In the early 1960s, three quarters of children diagnosed with cancer died. Today, more than three quarters of children survive. However this high overall survival rate masks wide variation between different types of cancer. The treatments used for childhood cancer are toxic, unpleasant and uncertain. As well as finding new ways to treat those forms of cancer which still have a poor outlook, a major challenge facing doctors today is how to make treatments safer and minimise the risk of treatment-related harm in young patients.

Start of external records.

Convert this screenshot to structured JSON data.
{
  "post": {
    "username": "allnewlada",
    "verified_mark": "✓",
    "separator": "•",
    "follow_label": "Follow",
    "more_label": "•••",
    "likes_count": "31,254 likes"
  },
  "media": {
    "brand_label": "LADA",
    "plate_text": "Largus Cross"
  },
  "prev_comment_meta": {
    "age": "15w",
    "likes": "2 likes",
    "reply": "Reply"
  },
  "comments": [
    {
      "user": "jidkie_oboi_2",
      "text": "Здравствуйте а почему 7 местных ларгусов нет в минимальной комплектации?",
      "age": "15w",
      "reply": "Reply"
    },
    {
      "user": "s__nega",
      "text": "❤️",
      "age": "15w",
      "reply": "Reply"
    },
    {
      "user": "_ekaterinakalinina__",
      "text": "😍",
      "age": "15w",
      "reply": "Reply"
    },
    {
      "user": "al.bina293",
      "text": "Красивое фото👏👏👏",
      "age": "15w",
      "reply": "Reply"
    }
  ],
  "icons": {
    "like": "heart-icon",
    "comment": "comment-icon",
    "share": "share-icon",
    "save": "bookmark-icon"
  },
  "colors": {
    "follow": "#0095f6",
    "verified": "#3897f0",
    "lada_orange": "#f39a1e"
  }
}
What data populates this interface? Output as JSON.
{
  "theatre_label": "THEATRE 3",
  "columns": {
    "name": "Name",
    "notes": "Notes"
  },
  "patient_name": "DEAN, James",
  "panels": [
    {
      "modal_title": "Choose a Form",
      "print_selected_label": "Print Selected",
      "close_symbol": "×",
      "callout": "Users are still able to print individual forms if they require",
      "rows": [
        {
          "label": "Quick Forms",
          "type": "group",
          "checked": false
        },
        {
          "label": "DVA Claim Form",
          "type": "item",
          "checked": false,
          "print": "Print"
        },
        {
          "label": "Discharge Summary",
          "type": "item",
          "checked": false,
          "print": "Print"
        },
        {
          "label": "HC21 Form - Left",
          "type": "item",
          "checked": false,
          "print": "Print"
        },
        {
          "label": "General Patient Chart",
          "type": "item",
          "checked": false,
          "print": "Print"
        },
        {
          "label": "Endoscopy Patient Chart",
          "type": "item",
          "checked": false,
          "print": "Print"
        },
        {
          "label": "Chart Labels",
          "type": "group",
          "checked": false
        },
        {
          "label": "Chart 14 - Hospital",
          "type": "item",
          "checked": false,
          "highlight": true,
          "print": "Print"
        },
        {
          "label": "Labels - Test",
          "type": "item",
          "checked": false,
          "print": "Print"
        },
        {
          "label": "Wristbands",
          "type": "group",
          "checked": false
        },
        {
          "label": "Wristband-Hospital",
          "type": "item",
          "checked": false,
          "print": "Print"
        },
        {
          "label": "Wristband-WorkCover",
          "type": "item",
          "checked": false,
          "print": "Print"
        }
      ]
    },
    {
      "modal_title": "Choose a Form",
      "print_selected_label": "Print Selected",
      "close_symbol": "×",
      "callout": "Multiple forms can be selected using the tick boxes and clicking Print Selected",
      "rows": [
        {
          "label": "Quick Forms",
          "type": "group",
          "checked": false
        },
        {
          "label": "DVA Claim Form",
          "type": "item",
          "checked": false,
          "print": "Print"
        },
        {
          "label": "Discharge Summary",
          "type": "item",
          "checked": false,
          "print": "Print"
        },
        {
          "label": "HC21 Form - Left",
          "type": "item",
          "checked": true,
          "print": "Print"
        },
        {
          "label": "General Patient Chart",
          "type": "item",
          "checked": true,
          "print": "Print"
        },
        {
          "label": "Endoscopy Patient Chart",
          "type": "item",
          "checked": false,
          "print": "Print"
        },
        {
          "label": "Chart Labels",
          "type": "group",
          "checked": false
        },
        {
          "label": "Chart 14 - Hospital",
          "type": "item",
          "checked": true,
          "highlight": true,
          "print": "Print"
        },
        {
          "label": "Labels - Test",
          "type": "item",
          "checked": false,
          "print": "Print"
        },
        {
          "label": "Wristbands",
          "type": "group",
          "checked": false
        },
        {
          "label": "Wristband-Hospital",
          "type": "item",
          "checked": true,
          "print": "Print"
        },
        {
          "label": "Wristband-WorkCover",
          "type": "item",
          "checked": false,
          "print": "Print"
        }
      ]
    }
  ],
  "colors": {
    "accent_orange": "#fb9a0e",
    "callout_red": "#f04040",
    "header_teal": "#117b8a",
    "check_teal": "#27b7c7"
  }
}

Retinoblastoma, a cancer of the eye, can now be cured in almost every young patient, with a 99% 5-year survival rate for children in England. Neuroblastoma has the worst overall survival of the 10 main diagnostic groups – at 67%. Within the main diagnostic groups, there are some rare sub-types of cancer that still have appallingly low survival rates. High grade astrocytoma, a type of brain tumour, sees only 1 in 4 patients alive 2 years after diagnosis, and only 5% to 10% of patients alive at 5 years.